Gemma Briggs, Senior Lecturer in Psychology in the School, has recently learned that her research has been shortlisted in the university’s Research Excellence awards. In today’s post, Dr Briggs describes the research and explains why it’s important.
The ‘Driving Change’ project is all about the distraction that is imposed on a driver when they use a mobile phone. The research that we have carried out is concerned with how a driver’s attention and perception are negatively affected when they have a phone conversation. This is by no means a new research area – psychologists have been considering the impact of phone behind the wheel for several decades – and have shown that a driver’s mental workload can increase to an unmanageable level when they try to multitask. However, our core interest is in hands-free phone use, and the experimental work that we have carried out has provided new explanations for specifically how and why phone use affects mental workload in this way.
One of our main findings is that mobile phone conversation, compared with conversation with a passenger, encourages a driver to create mental images. As the driver is not in the same place as their conversation partner, they tend to picture where they are and what they’re describing. The cognitive resources and brain areas that are needed to create these mental images are the same as those needed for accurate visual perception of the driving situation. This means that there is competition in a driver’s brain, for limited attentional resources. If the phone conversation ‘wins’ the attentional resources, the driving performance deteriorates. The effect on driving of this kind of distraction can be dramatic. We found that drivers could lookdirectly at hazards yet fail to seethem, due to their limited attention. When distracted drivers did notice hazards they took significantly longer to react to them than undistracted drivers, leading to vastly increased stopping distances. Finally, the visual behaviour of distracted drivers was different: they tended to only look at a small area of the driving situation, directly ahead of them, rather than also looking to the sides of the scene. This ‘visual tunnelling’ meant that distracted drivers often failed to notice common hazards such as a child stepping into the road, or a vehicle joining the stream of traffic.

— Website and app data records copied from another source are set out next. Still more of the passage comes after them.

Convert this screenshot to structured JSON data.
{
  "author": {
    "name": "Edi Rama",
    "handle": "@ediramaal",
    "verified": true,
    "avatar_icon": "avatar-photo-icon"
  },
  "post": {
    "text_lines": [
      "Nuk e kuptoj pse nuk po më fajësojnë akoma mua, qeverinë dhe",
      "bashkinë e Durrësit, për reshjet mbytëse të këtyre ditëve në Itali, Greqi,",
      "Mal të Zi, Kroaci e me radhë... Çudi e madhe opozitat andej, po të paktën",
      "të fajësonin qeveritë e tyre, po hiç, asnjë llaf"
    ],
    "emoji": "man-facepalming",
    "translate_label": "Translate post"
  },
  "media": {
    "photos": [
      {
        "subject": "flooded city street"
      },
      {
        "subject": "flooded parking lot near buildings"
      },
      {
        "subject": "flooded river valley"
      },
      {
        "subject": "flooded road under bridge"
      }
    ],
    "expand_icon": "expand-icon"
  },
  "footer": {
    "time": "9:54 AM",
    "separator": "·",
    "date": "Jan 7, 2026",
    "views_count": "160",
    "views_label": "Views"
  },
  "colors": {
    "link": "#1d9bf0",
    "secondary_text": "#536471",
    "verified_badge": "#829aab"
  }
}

These findings, along with many more from across the world, demonstrate that hands-free phone use by drivers is a significant danger and is certainly not a safe alternative to hand-held phone use. This is an issue that the Transport Select Committee have recently considered in their consultation on phone use by drivers. I was asked to provide expert evidence to the committee, along with colleagues from the Transport Research Laboratory and the RAC. The resulting report from the committee recognised that phone use by drivers represents a significant danger which requires action from government. It recommended, amongst other things, that the government should consider extending the ban on phone use by drivers to include hands-free phone use, and that greater public awareness and education regarding the dangers of phone use is needed.
While an outright ban on phone use by drivers would be inconvenient to many and present significant challenges to enforcement, it would acknowledge over thirty years of research which has emphatically demonstrated that hands-free is no safer than hand-held phone use: distracted drivers are four times more likely to have a collision than those not using a phone. As the number of people killed or seriously injured on UK roads is no longer reducing year on year, action is needed to address such preventable harm.
The Driving Change team are now working on how to increase public awareness and education in this area. We’ve created a short interactive game which demonstrates the distraction drivers experience and explains some of the science behind the distraction. You can try it out here
If you’re interested in learning more about this research, have a look at the following links: